**EXERCISE GOAL:**
Go through the records below and count every line containing "Vmax". Reply with the count alone.

+---+

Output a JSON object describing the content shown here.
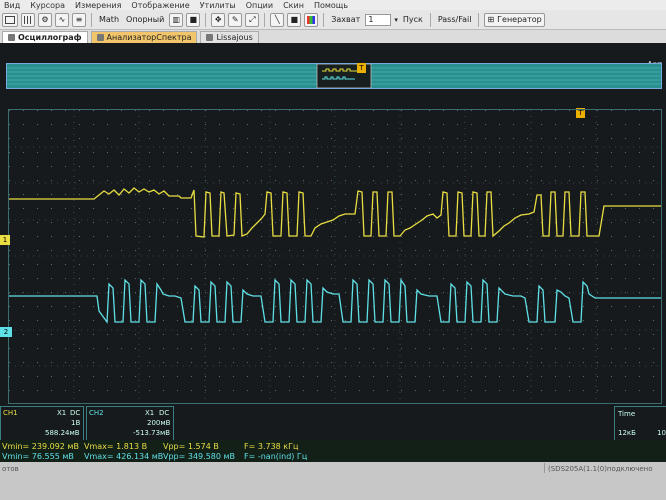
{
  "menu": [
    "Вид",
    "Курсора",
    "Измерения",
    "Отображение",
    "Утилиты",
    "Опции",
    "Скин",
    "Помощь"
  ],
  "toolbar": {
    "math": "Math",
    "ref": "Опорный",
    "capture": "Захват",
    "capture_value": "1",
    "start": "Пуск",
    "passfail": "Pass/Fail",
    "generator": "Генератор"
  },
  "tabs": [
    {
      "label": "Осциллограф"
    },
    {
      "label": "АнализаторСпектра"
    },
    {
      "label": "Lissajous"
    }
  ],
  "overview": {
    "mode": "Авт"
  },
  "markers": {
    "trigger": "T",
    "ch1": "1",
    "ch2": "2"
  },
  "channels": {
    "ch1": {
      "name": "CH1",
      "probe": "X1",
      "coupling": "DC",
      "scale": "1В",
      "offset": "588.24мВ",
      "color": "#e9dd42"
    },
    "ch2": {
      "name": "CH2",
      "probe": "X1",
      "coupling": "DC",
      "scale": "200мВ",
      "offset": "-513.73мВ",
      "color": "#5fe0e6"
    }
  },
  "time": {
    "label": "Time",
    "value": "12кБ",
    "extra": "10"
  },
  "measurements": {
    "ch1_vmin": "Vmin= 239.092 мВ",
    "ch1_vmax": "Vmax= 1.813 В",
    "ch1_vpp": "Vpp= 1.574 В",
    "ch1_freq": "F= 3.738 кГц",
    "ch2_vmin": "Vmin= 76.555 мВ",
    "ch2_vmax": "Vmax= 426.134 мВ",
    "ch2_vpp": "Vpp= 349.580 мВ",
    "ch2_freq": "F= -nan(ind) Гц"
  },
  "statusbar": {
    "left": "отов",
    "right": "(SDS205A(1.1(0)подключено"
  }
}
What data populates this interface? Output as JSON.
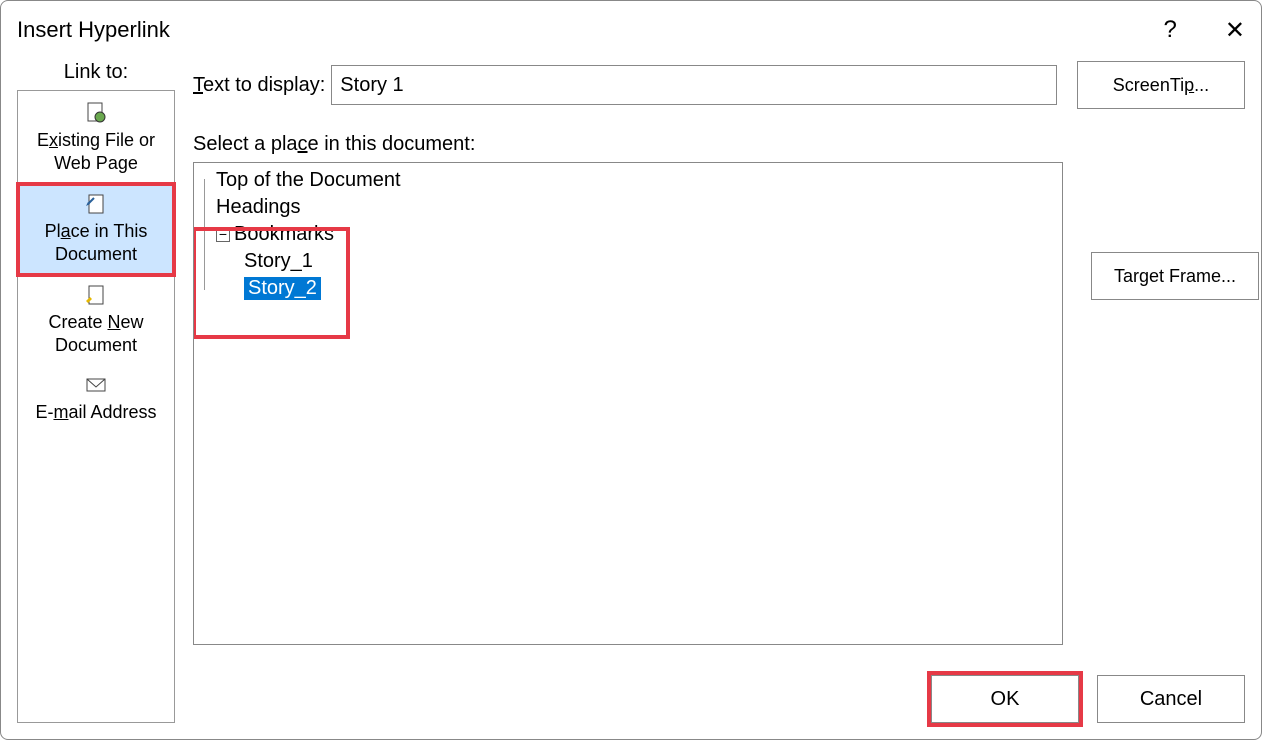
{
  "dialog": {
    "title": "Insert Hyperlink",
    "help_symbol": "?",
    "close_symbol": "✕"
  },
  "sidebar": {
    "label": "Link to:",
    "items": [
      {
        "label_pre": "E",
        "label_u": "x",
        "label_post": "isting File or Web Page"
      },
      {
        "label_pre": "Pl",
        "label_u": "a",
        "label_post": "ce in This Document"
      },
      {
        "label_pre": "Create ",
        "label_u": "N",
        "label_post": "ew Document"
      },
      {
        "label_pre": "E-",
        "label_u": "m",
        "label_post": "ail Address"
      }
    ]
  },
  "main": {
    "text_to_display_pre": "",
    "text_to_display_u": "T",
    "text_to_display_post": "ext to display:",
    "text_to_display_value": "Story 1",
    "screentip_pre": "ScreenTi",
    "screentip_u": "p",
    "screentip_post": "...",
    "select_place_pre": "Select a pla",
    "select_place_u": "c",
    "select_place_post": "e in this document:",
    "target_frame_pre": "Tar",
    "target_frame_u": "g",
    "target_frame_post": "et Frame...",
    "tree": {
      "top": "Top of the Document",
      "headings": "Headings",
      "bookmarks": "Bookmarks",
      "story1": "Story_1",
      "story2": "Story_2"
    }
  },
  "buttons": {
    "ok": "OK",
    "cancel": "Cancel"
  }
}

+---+

**EXERCISE SOLUTION:**
2